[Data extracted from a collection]
==*==

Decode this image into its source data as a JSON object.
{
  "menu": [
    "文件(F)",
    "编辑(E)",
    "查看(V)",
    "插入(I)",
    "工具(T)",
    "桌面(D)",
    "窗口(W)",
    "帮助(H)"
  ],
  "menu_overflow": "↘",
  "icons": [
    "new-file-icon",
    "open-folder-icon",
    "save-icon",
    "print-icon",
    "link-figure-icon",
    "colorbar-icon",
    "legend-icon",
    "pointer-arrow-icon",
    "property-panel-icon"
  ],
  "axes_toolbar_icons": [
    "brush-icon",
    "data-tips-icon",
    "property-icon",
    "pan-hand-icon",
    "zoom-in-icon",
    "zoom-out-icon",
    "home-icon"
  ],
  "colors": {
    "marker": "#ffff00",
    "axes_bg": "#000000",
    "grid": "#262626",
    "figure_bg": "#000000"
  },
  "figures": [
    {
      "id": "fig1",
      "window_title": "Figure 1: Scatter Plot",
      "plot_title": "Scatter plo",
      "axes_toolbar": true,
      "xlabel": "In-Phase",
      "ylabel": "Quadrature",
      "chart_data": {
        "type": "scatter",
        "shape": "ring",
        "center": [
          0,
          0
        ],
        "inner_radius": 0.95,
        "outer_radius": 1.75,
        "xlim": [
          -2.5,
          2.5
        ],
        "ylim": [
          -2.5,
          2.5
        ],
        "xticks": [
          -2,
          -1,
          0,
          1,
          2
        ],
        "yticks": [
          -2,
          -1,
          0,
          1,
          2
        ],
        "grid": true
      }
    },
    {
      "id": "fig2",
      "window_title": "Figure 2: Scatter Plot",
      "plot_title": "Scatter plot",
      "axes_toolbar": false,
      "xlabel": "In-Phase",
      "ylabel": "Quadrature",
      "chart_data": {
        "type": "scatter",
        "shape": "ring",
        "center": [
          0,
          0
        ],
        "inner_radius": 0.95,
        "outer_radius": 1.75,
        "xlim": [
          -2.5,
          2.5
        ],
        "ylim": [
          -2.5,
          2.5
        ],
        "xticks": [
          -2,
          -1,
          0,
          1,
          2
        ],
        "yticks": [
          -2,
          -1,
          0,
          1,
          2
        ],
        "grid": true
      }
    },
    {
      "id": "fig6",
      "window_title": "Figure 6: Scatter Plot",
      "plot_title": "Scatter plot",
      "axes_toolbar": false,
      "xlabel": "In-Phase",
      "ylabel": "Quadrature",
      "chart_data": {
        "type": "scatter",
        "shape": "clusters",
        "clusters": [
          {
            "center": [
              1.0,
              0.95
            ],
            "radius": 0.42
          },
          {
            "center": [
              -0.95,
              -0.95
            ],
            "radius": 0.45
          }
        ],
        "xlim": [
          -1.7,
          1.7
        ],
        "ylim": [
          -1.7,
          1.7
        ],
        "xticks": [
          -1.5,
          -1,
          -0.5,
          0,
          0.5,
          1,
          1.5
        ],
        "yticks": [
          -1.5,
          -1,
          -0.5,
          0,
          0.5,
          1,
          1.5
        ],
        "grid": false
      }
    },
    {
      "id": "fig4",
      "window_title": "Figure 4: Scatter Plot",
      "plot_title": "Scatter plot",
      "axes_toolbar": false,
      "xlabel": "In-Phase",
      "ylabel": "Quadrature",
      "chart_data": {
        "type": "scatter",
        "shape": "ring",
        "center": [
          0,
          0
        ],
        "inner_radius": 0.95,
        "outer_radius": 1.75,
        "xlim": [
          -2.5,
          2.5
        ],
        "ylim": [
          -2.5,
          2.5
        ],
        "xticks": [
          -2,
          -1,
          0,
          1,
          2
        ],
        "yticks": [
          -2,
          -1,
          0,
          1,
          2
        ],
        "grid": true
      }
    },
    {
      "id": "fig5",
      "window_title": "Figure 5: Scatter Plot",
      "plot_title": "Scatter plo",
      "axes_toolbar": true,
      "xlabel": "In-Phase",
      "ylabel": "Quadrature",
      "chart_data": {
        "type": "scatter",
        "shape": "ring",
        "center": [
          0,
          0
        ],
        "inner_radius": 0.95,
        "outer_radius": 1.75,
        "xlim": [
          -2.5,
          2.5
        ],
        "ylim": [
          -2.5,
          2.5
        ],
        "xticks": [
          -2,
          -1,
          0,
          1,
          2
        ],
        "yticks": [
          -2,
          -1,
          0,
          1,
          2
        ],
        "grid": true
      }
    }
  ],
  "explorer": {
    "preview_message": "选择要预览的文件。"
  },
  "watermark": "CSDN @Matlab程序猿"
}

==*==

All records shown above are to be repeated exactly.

[Your response]
Decode this image into its source data as a JSON object.
{
  "menu": [
    "文件(F)",
    "编辑(E)",
    "查看(V)",
    "插入(I)",
    "工具(T)",
    "桌面(D)",
    "窗口(W)",
    "帮助(H)"
  ],
  "menu_overflow": "↘",
  "icons": [
    "new-file-icon",
    "open-folder-icon",
    "save-icon",
    "print-icon",
    "link-figure-icon",
    "colorbar-icon",
    "legend-icon",
    "pointer-arrow-icon",
    "property-panel-icon"
  ],
  "axes_toolbar_icons": [
    "brush-icon",
    "data-tips-icon",
    "property-icon",
    "pan-hand-icon",
    "zoom-in-icon",
    "zoom-out-icon",
    "home-icon"
  ],
  "colors": {
    "marker": "#ffff00",
    "axes_bg": "#000000",
    "grid": "#262626",
    "figure_bg": "#000000"
  },
  "figures": [
    {
      "id": "fig1",
      "window_title": "Figure 1: Scatter Plot",
      "plot_title": "Scatter plo",
      "axes_toolbar": true,
      "xlabel": "In-Phase",
      "ylabel": "Quadrature",
      "chart_data": {
        "type": "scatter",
        "shape": "ring",
        "center": [
          0,
          0
        ],
        "inner_radius": 0.95,
        "outer_radius": 1.75,
        "xlim": [
          -2.5,
          2.5
        ],
        "ylim": [
          -2.5,
          2.5
        ],
        "xticks": [
          -2,
          -1,
          0,
          1,
          2
        ],
        "yticks": [
          -2,
          -1,
          0,
          1,
          2
        ],
        "grid": true
      }
    },
    {
      "id": "fig2",
      "window_title": "Figure 2: Scatter Plot",
      "plot_title": "Scatter plot",
      "axes_toolbar": false,
      "xlabel": "In-Phase",
      "ylabel": "Quadrature",
      "chart_data": {
        "type": "scatter",
        "shape": "ring",
        "center": [
          0,
          0
        ],
        "inner_radius": 0.95,
        "outer_radius": 1.75,
        "xlim": [
          -2.5,
          2.5
        ],
        "ylim": [
          -2.5,
          2.5
        ],
        "xticks": [
          -2,
          -1,
          0,
          1,
          2
        ],
        "yticks": [
          -2,
          -1,
          0,
          1,
          2
        ],
        "grid": true
      }
    },
    {
      "id": "fig6",
      "window_title": "Figure 6: Scatter Plot",
      "plot_title": "Scatter plot",
      "axes_toolbar": false,
      "xlabel": "In-Phase",
      "ylabel": "Quadrature",
      "chart_data": {
        "type": "scatter",
        "shape": "clusters",
        "clusters": [
          {
            "center": [
              1.0,
              0.95
            ],
            "radius": 0.42
          },
          {
            "center": [
              -0.95,
              -0.95
            ],
            "radius": 0.45
          }
        ],
        "xlim": [
          -1.7,
          1.7
        ],
        "ylim": [
          -1.7,
          1.7
        ],
        "xticks": [
          -1.5,
          -1,
          -0.5,
          0,
          0.5,
          1,
          1.5
        ],
        "yticks": [
          -1.5,
          -1,
          -0.5,
          0,
          0.5,
          1,
          1.5
        ],
        "grid": false
      }
    },
    {
      "id": "fig4",
      "window_title": "Figure 4: Scatter Plot",
      "plot_title": "Scatter plot",
      "axes_toolbar": false,
      "xlabel": "In-Phase",
      "ylabel": "Quadrature",
      "chart_data": {
        "type": "scatter",
        "shape": "ring",
        "center": [
          0,
          0
        ],
        "inner_radius": 0.95,
        "outer_radius": 1.75,
        "xlim": [
          -2.5,
          2.5
        ],
        "ylim": [
          -2.5,
          2.5
        ],
        "xticks": [
          -2,
          -1,
          0,
          1,
          2
        ],
        "yticks": [
          -2,
          -1,
          0,
          1,
          2
        ],
        "grid": true
      }
    },
    {
      "id": "fig5",
      "window_title": "Figure 5: Scatter Plot",
      "plot_title": "Scatter plo",
      "axes_toolbar": true,
      "xlabel": "In-Phase",
      "ylabel": "Quadrature",
      "chart_data": {
        "type": "scatter",
        "shape": "ring",
        "center": [
          0,
          0
        ],
        "inner_radius": 0.95,
        "outer_radius": 1.75,
        "xlim": [
          -2.5,
          2.5
        ],
        "ylim": [
          -2.5,
          2.5
        ],
        "xticks": [
          -2,
          -1,
          0,
          1,
          2
        ],
        "yticks": [
          -2,
          -1,
          0,
          1,
          2
        ],
        "grid": true
      }
    }
  ],
  "explorer": {
    "preview_message": "选择要预览的文件。"
  },
  "watermark": "CSDN @Matlab程序猿"
}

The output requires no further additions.